**Your assignment**:
Find all lines with the word "value" in the material, then copy them.

**Entries shown**:
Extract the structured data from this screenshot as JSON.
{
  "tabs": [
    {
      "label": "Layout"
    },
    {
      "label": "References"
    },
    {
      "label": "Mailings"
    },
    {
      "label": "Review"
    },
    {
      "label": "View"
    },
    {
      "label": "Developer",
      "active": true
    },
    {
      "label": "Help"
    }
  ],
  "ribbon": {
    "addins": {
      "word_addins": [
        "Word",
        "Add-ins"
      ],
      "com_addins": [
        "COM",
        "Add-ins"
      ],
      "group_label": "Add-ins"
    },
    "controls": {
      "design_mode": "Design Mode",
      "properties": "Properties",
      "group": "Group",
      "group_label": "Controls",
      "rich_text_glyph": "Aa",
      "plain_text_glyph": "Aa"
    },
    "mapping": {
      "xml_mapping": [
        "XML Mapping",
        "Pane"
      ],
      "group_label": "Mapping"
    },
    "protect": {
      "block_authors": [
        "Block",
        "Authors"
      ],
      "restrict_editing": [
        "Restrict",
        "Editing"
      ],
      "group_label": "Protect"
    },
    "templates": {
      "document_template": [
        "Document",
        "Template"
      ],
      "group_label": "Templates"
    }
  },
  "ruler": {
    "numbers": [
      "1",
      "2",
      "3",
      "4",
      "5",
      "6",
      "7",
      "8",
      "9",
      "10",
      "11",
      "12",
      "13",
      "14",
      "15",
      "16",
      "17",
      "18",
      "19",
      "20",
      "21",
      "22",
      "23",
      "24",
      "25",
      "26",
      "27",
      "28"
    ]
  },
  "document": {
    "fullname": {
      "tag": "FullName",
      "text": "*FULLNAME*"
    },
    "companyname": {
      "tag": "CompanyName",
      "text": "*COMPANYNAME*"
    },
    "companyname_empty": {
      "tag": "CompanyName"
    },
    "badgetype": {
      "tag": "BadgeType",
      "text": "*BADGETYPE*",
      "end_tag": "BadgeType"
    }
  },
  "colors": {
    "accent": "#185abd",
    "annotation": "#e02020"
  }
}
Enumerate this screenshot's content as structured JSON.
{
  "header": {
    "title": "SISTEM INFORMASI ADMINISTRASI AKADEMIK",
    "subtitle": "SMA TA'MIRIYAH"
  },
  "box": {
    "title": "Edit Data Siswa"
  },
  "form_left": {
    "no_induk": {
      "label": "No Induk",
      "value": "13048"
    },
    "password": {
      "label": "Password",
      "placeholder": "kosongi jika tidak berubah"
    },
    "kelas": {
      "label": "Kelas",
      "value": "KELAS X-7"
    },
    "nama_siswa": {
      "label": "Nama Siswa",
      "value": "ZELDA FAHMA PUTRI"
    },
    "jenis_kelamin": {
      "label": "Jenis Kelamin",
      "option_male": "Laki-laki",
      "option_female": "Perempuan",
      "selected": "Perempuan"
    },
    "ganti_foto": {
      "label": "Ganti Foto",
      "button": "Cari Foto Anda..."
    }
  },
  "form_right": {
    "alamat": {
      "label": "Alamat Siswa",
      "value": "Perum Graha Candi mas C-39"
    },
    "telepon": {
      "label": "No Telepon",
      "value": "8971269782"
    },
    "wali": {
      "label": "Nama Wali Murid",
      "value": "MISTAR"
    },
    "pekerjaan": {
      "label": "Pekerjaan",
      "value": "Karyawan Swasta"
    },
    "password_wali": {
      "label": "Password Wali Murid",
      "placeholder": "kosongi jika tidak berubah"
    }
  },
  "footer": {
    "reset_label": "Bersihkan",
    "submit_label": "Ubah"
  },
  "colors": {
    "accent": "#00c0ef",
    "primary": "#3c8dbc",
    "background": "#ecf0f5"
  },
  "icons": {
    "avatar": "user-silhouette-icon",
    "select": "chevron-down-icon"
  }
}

**Output of the task**:
      "value": "13048"
      "value": "KELAS X-7"
      "value": "ZELDA FAHMA PUTRI"
      "value": "Perum Graha Candi mas C-39"
      "value": "8971269782"
      "value": "MISTAR"
      "value": "Karyawan Swasta"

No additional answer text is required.